As the U.S. Supreme Court prepares to rule on same-sex marriage, Christians on both sides of the issue continue to invoke Jesus in support of their position. Or, more precisely, they invoke a vision of ethics and morality (i.e., inclusivity vs. traditional moral values) that they associate with Christian teaching. But how would Jesus actually have responded if asked “how should the Supreme Court rule on same-sex marriage?”
That’s anachronistic, of course, but it’s the kind of question that “teachers of the law” routinely flung at Jesus, usually with the intention of entrapping or discrediting him. The legal elite of Jesus’ day peppered him with hot button legal and ethical questions like “should we pay taxes to Caesar” and “to whom do I owe neighborly duties?” Often, these questions involved marriage and sexuality: May a man divorce a woman for any and every reason? How should a woman caught in adultery be punished? If a woman marries seven different husbands in succession and then dies herself, which one is she married to in Heaven? It’s not hard to imagine CNN legal analyst Jeff Toobin cornering Jesus and asking him, “Hey Jesus, how about same-sex marriage?”
It would be presumptuous of me to say how Jesus would answer that question, so I won’t. But I will offer three observations from things Jesus actually said in response to similar questions.
First, Jesus would likely have faulted both sides of the debate for an excessively materialist perspective. On one side, we hear that marriage is about procreation and child rearing. On the other, that it’s about love and companionship. But Jesus did not understand marriage primarily in terms of its temporal or material effects. For Jesus, marriage was a spiritual representation of divine relationships. According to Jesus, God created man and woman—male and female—in the image of God, mirroring the unity and diversity within the Godhead. Jesus and later apostolic writers referred to Jesus as a bridegroom and the Church as his bride. Jesus explained that in Heaven people would not be married to one another, since they would be in perfect union with God. Thus, the ultimate good of marriage was not that it served immediate material needs but that it celebrated the eternal nature of God.
This understanding of marriage has precious little purchase in the contemporary, hyper-materialist world. Even those who recognize marriage’s “spiritual” component usually mean that psychosomatically—marriage feeds long-term emotional and pyschological needs. We’ve lost any sense of human institutions as good because of their correspondence to divinity. Across the ideological spectrum, we’ve given in to Richard Posner’s wish of “unmasking and challenging the Platonic, traditionalist, and theological vestiges in Enlightenment thinking.” It’s safe to say that Jesus would have had a different take.

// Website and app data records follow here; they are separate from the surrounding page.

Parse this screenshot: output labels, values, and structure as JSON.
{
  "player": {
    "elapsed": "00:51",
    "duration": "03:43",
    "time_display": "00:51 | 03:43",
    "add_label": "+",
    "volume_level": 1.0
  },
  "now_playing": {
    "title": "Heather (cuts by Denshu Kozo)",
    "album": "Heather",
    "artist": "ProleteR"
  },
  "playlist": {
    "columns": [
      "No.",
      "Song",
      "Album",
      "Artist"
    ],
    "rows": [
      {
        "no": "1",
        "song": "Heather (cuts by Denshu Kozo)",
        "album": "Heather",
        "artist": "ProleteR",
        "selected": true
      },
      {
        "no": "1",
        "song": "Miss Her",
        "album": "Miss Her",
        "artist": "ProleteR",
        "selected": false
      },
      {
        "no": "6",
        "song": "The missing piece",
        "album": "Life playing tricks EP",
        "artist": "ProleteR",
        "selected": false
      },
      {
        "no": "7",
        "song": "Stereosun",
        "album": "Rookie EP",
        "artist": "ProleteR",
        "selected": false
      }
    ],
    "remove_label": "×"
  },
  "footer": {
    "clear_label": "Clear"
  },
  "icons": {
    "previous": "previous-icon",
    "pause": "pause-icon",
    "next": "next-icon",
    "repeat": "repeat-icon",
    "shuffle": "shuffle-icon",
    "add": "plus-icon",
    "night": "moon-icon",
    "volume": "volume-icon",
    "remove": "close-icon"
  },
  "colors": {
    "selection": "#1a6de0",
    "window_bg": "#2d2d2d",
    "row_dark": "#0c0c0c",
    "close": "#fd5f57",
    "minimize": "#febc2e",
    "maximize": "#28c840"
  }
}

Second, and in some tension with my first observation, Jesus might have responded to a question about same-sex marriage by distinguishing between the spiritual ideal and pragmatic legal rules. That is what Jesus did on divorce. When asked whether a man should be allowed to divorce a woman for any and every reason, Jesus responded that Mosaic law allowed for divorce because of the hardness of people’s hearts, but that things weren’t that way from the beginning. Jesus was not advocating a change in the law, but a change in people’s hearts.

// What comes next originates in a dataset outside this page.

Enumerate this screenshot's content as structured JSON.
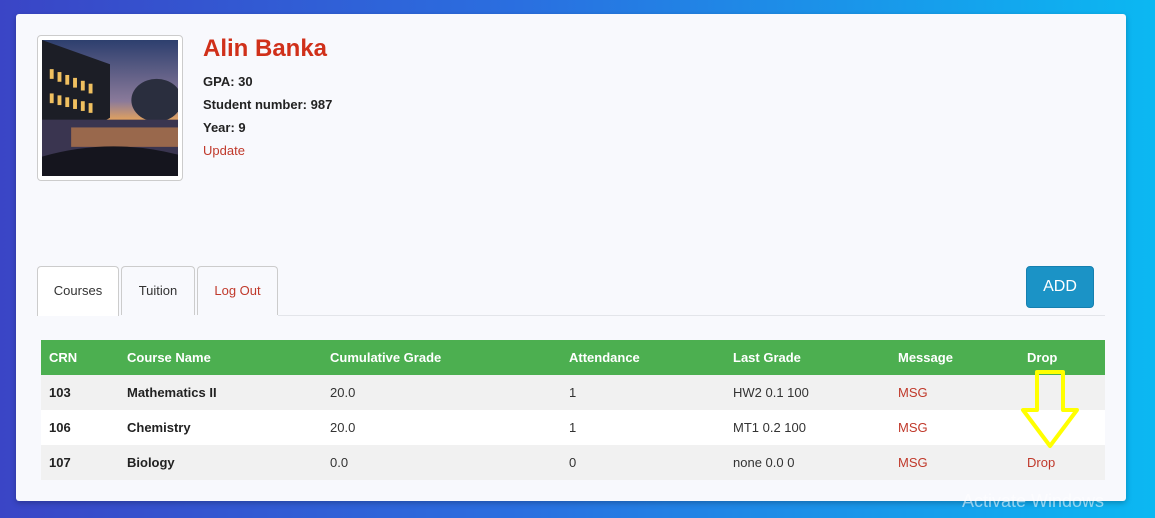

Christian thinkers have long debated the distinction between legal and spiritual marital norms. When Britain was liberalizing its divorce laws in the 1940s, my two favorite Christian writers, J.R.R. Tolkien and C.S. Lewis, took different views on whether Christians should advocate that secular legal institutions mirror the spiritual ideal. Tolkien opposed the divorce reforms on the grounds that the spiritual should inform the legal. Lewis argued for a pragmatic differentiation between the spiritual and the legal. In my view, Lewis was closer to the position staked by Jesus.

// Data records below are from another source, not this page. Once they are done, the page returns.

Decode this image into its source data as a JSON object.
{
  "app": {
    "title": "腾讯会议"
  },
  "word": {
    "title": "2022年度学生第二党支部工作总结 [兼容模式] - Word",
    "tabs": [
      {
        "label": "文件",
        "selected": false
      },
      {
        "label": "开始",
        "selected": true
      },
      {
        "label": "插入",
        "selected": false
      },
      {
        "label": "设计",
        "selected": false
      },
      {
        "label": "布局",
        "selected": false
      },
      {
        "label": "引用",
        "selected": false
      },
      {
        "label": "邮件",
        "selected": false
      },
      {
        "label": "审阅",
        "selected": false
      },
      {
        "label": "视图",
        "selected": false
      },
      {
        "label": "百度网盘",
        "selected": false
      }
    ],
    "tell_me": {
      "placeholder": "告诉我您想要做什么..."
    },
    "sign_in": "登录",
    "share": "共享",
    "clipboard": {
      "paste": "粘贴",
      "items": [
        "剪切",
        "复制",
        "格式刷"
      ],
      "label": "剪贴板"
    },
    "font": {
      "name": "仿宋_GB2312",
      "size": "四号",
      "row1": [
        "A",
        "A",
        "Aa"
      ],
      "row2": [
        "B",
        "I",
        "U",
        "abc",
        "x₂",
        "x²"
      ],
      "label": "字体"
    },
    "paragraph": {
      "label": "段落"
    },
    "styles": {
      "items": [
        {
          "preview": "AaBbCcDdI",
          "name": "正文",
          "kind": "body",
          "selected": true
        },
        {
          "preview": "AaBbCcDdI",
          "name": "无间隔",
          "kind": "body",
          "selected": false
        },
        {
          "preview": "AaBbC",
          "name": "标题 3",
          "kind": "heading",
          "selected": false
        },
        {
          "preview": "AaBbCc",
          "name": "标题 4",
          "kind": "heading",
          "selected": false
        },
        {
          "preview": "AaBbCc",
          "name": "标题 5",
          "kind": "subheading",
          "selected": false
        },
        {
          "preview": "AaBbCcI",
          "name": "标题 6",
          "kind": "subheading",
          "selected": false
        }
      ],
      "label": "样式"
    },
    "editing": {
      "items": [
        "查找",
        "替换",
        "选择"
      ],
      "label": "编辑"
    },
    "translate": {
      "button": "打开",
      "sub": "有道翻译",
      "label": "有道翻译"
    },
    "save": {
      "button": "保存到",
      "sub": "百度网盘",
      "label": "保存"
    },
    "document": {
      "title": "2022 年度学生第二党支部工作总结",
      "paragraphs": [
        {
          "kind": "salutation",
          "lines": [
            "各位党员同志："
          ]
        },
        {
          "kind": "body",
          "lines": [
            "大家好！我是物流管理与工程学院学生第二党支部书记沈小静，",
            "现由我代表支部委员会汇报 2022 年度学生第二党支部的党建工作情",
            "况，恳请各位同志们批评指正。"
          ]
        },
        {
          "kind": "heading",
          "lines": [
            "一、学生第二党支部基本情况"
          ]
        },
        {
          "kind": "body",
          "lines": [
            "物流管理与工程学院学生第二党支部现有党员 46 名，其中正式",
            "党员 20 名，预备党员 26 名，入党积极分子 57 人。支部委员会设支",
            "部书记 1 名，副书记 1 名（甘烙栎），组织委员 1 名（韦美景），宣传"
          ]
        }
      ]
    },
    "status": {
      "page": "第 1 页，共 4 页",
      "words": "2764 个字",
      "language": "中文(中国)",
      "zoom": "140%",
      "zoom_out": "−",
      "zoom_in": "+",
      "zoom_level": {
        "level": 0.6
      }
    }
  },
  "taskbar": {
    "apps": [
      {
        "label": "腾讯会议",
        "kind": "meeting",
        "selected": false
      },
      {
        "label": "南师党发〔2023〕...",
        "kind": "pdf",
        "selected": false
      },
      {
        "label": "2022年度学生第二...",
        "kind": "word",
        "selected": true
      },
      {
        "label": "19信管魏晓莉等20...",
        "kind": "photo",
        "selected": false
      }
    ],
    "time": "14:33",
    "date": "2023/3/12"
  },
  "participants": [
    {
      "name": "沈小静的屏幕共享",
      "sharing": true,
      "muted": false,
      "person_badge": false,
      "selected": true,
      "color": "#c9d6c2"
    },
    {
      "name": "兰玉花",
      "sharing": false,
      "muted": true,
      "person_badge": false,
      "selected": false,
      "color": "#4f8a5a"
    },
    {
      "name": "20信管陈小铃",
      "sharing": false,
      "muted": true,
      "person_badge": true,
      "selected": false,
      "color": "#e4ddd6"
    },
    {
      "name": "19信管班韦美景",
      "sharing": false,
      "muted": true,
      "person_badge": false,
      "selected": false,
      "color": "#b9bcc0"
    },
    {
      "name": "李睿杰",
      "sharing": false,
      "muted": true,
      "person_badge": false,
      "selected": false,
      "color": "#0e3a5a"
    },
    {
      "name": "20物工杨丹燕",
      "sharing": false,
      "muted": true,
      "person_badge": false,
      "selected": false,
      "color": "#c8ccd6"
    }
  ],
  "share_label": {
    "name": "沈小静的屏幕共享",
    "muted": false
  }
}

Finally, chances are that Jesus’ answer would go to issues far beyond the narrow question presented. This was almost invariably Jesus’ pattern when confronted with hot-button legal issues. He always found the question itself less important than the darkness it exposed. Thus, he turned the question about paying taxes to Caesar into condemnation of his questioners’ failure to honor God, the adultery penalty question into an indictment of his interlocutors’ self-righteousness, and the divorce question into an exposé of spiritual hardness. I shiver to think of how he might turn the same-sex marriage question back on us. All of us.